How do you like your chèvres?
There was a time about a decade ago when we were able to acquire some young unpasteurized goat cheeses from France, some of the AOC varieties. And of course, no one became ill from consuming them, though their legality here was lacking. It was kind of like “Don’t ask, don’t tell.” Back then we would recommend that customers follow the seasonal fluctuations: those chèvres being much better during the second half of the year, actually some of them beginning to show well as early as May.
With the implementation of more stringent adherence to the outdated FDA regulations, those young goat cheeses were summarily banned. Seems that we are due for updated immigration reform. What French goat cheeses were available from then on were mostly insipid and banal. This descent has been taking place for many decades anyway, even within the French borders themselves.
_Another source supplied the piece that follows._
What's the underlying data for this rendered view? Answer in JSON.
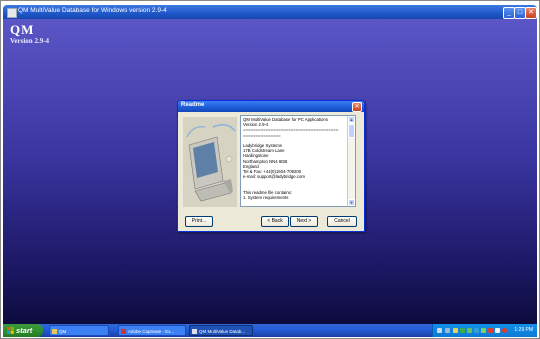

Fortunately, the overall quality of the Loire Valley chèvres has remained relatively high, if nuances and depth in flavors have been missing.
These imitations of the original AOC cheeses have continued to enjoy popularity here, to the point that most of them are routinely called by their cherished names such as Valençay, Sainte Maure, and Selles-sur-Cher. The newish “substitute” cheeses don’t dare use those names when they depart France but we use those names here anyway. The names practically roll off the tongue. Considering what I have tasted in France recently, these replacement Loire Valley cheeses are not that different. Some of the goat cheeses without AOC status produced in other parts of the country are closer in flavor profile to what our Loire selections use to be!
The affineur has a few tricks he can apply to help those cheeses reach their greatest potential. As in the old days: a little sechage in the haloir is invariably part of the process (drying in a dry environment). These cheeses arrive in plastic wrapping and dripping wet, and virtually flavorless. Not to be too much of a cheese snob here, I try those “fake” cheeses from time to time, curious as to why their popularity seems not to have diminished, but only after they have dried a little and after they have acquired some of their beautiful multi-colored mold coating. It could be partly that they don’t offend, either mold-covered (though the appearance seems to bother some) or the younger ones (with no mold coating) with far less character. Sadly, this is what many consumers expect from cheeses – that they be flat-flavored, bland and lifeless. With a little careful ripening these pitiful things can become more interesting.
Think of those molds as the “flowers” growing on the cheese surface. Some “flowers” blossom in the interior of cheeses! Almost all of these mold species are beneficial. They contribute flavors to the paste within and also enhance drying. Those “flowers” themselves may not be particularly tasty but the cheese’s flavor will be enhanced. For those that do want flavorless cheeses they may want to specify this via a phone call. We may have some fresh arrivals pre-affinage we can send along.
I fear that the assumption from some consumers is that if the cheese comes from France, it must be great. And our obsessive hysteria regarding mold, well, don’t get me started!
A recent shipment of “Sainte Maure” (cheese-on-a-stick) came in so fragile that one of the logs broke the day we took it out of its packaging. We set the poor thing in with its sisters anyway and I took a little taste after its few days of drying, ripening and molding. It was very nice, mold included.You may want to try some of these now, even though it’s January. A little TLC goes a long way with the chèvres.
Let it grow!
Max McCalmanPosted by dfisher